Tag: Liverpool

English cities. Most of them not as old as I thought!


Last year, I was asked to work in Exeter. I very rarely go away with work so I booked a hotel and thought I might as well make the most of being away from home. So, I went into the city centre one evening and a trip into Dartmoor to take photos that would be later shared on TripAdvisor. Dartmoor is stunning with its winding streets, hedgerow and ponies. And it just made me realise how I don’t know much about England, beyond a couple of trips and what I know from the tv! To me, a holiday meant going abroad with the plane or ferry would be an important factor and I would turn up my nose at the thought of a trip in England. I can admit it….I was wrong. I’m pleased to say that since then, I’ve been getting out and about, and have now discovered Bath, Salisbury, Canterbury and Chichester as well as other parts of the country like the Cotswolds, Castle Combe which is regularly voted one of the prettiest villages in England, etc. And this all ties into 2 of the 50 things to do before I turn 50 1) to visit 10 UK cities and 2) to visit all of England’s 48 ceremonial counties.

Regarding the cities, I’ve discovered that England has 51 so I’ve got a wide choice to choose from but what make a city? A cathedral? Historically yes but not now, especially since the industrial revolution and urbanisation that saw some areas swell in population (and didn’t have a cathedral). As shown below, that will explain why most cities have only been recognised as such as in fairly recent times. The 1907 policy agreed by the Home Office and monarchy set out that a city must fulfil three criteria:
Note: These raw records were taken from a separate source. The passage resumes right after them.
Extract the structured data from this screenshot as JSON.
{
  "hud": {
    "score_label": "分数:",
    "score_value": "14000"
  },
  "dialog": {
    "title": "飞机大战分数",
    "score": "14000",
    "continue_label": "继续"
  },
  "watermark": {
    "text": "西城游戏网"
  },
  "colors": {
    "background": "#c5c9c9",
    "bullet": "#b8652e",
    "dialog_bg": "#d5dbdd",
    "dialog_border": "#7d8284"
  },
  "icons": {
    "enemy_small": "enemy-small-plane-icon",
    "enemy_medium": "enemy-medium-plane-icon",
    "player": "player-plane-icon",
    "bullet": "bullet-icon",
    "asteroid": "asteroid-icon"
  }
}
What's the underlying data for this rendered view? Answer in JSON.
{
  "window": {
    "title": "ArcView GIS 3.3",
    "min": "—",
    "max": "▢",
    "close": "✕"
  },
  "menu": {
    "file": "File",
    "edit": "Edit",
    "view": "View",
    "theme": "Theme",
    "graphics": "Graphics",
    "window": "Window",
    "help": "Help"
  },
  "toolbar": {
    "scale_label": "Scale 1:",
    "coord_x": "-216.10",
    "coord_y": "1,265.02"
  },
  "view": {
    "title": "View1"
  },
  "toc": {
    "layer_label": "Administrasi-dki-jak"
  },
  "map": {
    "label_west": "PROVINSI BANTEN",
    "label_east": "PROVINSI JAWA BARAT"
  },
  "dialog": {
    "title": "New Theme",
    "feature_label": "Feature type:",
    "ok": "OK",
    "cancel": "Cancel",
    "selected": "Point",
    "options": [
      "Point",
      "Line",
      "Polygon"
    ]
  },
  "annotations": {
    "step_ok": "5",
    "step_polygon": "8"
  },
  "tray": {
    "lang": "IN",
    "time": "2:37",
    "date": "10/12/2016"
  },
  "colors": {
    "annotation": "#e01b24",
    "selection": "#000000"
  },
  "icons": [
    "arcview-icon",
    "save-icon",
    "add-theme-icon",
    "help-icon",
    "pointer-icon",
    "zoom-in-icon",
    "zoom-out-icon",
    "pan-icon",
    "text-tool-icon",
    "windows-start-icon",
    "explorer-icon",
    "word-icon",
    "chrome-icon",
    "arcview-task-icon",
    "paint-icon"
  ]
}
  • A minimum population of 300,000.
  • A “local metropolitan character”—this implied that the town had a distinct identity of its own and was the centre of a wider area
  • A good record of local government


Some cities have had their status since time immemorial meaning since before memory and, in the England, these are: Canterbury, Durham, Exeter, Hereford, Lichfield, City of London, Wells, Winchester, Worcester and York. Out of these, Wells has the smallest population and I plan to go there next month.


And the others?

11th century: Bath (1090), Chichester (1075), Lincoln (1072), Norwich (1094),  

12th century: Carlisle (1133), Coventry (1102), Ely (1109), 

13th century: Salisbury (1227)

14th century: none

15th century: none

16th century: Bristol (1542), Chester (1541), Gloucester (1541), Oxford (1542) Peterborough (1541), City of London (1540)

17th century: none

18th century: none

19th century: Birmingham (1889), Bradford (1897), Kingston Upon Hull (1897), Leeds (1893), Liverpool (1880), Manchester (1853), Newcastle Upon Tyne (1882), Nottingham (1897), Ripon (1836), St. Albans (1877), Sheffield (1893), Truro (1877), Wakefield (1888) 

20th century: Cambridge (1951), Derby (1977), Lancaster (1937), Leicester (1919), Plymouth (1928), Portsmouth (1926), Salford (1926), Southampton (1962), Stoke on Trent (1925), Sunderland (1992), 

21st century: Brighton and Hove (2000), Chelmsford (2012), Preston (2002), Wolverhampton (2000)


So, who would have thought that Cambridge has been recognised as a city for less than 70 years! It became a city only as it was the one remaining ancient seat of learning in the UK which wasn’t a city or royal borough.

So, the other 5 cities I plan to go to? Wells next month and then Plymouth, Truro, Newcastle and Leeds will probably complete my list….but it doesn’t stop me from visiting all of the others!

On the lookout for more ideas for my list


So, with February almost over, there are a few things that I’ve been able to tick off this month from my bucket list: go up to the viewing deck of The Shard, learn to play the ukulele, do a snow angel and visit another UK city, Chichester.

But this month has seen a couple of really exciting new things go in the diary for later this year like doing an adult-only sleepover at the Natural History Museum with hubby in July (which looks like an action-packed night and, if we do get any sleep, it’ll be in the Hintze Hall underneath a 25-metre suspended blue whale skeleton) and we’ve also booked a table at Dans le Noir, London for September where you literally eat in the dark!

And it won’t be long until a friend and I embark on a short cruise on P&O Ventura where we’ve booked ourselves in a suite to be spoilt rotten with butler service! We’re getting SO excited about this and need to get buying our clothes for the glamorous dinners. It’ll be a great precursor to a longer cruise to Scandinavia and Russia with hubby.


I have spent way too much time today looking online at other people’s bucket lists and haven’t even made a dent on the long list of reports I need to write! But seeing other people’s ideas is a source of inspiration and I think I might add a trip on the Orient Express……with someone special in mind. And, being a lifelong Liverpool FC fan, perhaps go and see them play?

So, in March, I plan to visit England’s smallest city of Wells, continue with my weekly volunteering for teenagers with complex general learning difficulties and, in typical Sarah-style,………start some church-bell ringing training,!!!!!